אַתֶּ֣ם רְאִיתֶ֔ם כִּ֚י מִן־הַשָּׁמַ֔יִם דִּבַּ֖רְתִּי עִמָּכֶֽם:
You have seen that from the heavens I have spoken with you.
According to the Talmud, only eyewitness testimony can be accepted by a Beit Din. As to why hearsay cannot be accepted by a court, the Talmud explains: “Eino Domeh Shemiya L’Re’iya”, seeing is much better than hearing. My family and I will, please God, be going to Israel this summer on family vacation. This is the first time my children will be in Israel. I am making our itinerary, and my goal is to foster a Chibat HaAretz, a love for the Land of Israel, through the sites that they see. They’ve read and learned about Israel, but nothing beats being there and seeing the Land up close.
And yet we all know that our eyes can deceive us. Obi-Wan Kenobi was right when he told young Luke Skywalker, “Your eyes can deceive you, don’t trust them.” Neuroscientific research has shown that “People rely on their eyes for most tasks – yet the information provided by our visual sensing system is often distorted, unreliable and subject to illusion.”

This is what actually happened with the spies. Because of their fears/ low self-esteem/ ulterior agendas, the spies twisted what they saw into an evil report- leading to catastrophic results.
Which brings us to the very end of the Parsha; a selection that we read as the third paragraph of our daily Shema. In it we are warned:

ולֹֽא־תָת֜וּרוּ אַֽחֲרֵ֤י לְבַבְכֶם֙ וְאַֽחֲרֵ֣י עֵֽינֵיכֶ֔ם אֲשֶׁר־אַתֶּ֥ם זֹנִ֖ים אַֽחֲרֵיהֶֽם
and you shall not wander after your hearts and after your eyes after which you are going astray.
Rashi notes that the same word is used here and by the spies, hinting at the fact that the sin of the spies, or other sins, can occur when we allow our eyes to deceive us.
While our Parsha rejects the notion that seeing is always believing, I think that the inverse is true much more often: believing is indeed seeing. What we believe, our assumptions, perspectives and disposition, will greatly impact how we see/ perceive people and events around us.
Barry Neil Kaufman in his book Happiness is a Choice tells the story of a young girl named Katie. Katie had severe disabilities, and after years of medical testing had been brought by her parents to Kaufman’s institute in a last-ditch effort for help.  Instead of discussing Katie’s history with his staff or showing them her thick file, Kaufman told the staff to make their own assessment and recommendation, basing themselves primarily on their first-hand interactions with Katie.
At the end of the day, one of the staff members was reviewing her notes with Katie’s parents. She mentioned that she had held one of Katie’s favorite puppets at arm’s length, and encouraged the child to come and get it.
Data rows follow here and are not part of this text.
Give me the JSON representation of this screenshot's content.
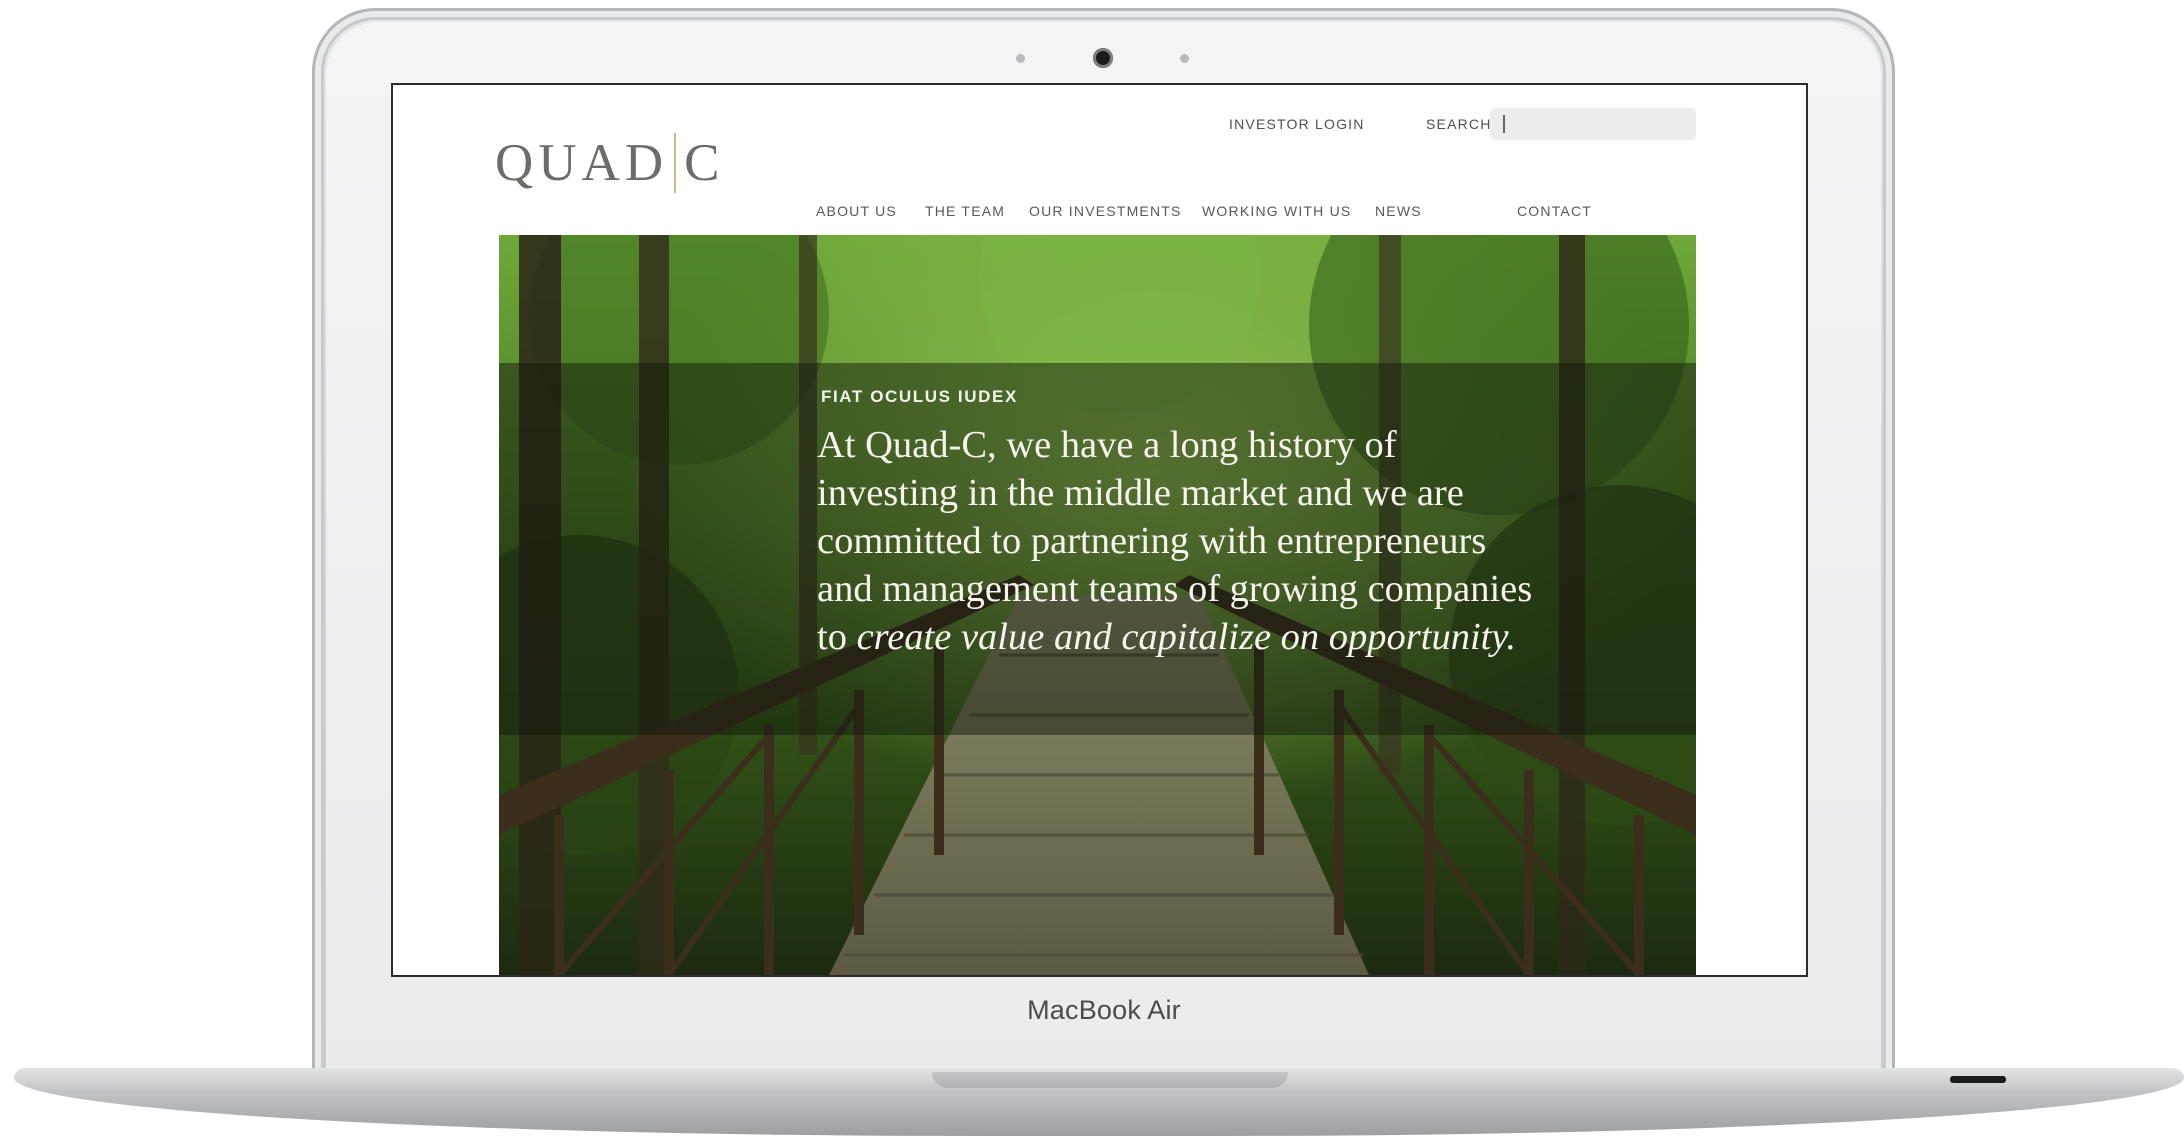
{
  "device": {
    "brand_label": "MacBook Air"
  },
  "site": {
    "logo": {
      "left": "QUAD",
      "right": "C"
    },
    "header": {
      "investor_login": "INVESTOR LOGIN",
      "search_label": "SEARCH",
      "search_value": ""
    },
    "nav": [
      {
        "label": "ABOUT US"
      },
      {
        "label": "THE TEAM"
      },
      {
        "label": "OUR INVESTMENTS"
      },
      {
        "label": "WORKING WITH US"
      },
      {
        "label": "NEWS"
      },
      {
        "label": "CONTACT"
      }
    ],
    "hero": {
      "eyebrow": "FIAT OCULUS IUDEX",
      "quote_plain": "At Quad-C, we have a long history of investing in the middle market and we are committed to partnering with entrepreneurs and management teams of growing companies to ",
      "quote_italic": "create value and capitalize on opportunity.",
      "image": "forest footbridge photo"
    }
  },
  "colors": {
    "logo_divider": "#c9b98a",
    "nav_text": "#585858",
    "hero_text": "#f6f4ec"
  }
}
“She took almost five steps to reach me,” the staff member said. “She’s a real plugger.”
Katie’s father leaned forward aghast and said, “But my daughter doesn’t walk.”
“Oh,” the staff member said respectfully, “I didn’t know.”

While we should never judge someone until we’ve been in their shoes, it appears that this man viewed his daughter’s limitations as an unalterable fact. Whatever the cause, the father’s pessimistic attitude became a self-fulfilling prophecy, and did not reflect reality. Katie had the ability to walk, but her father would have difficulty seeing it on his own, because he was unable to perceive that possibility.

Believing is indeed seeing. Let us develop the necessary attitudes that will enable us to see the great blessings and potential in our lives, and in our community.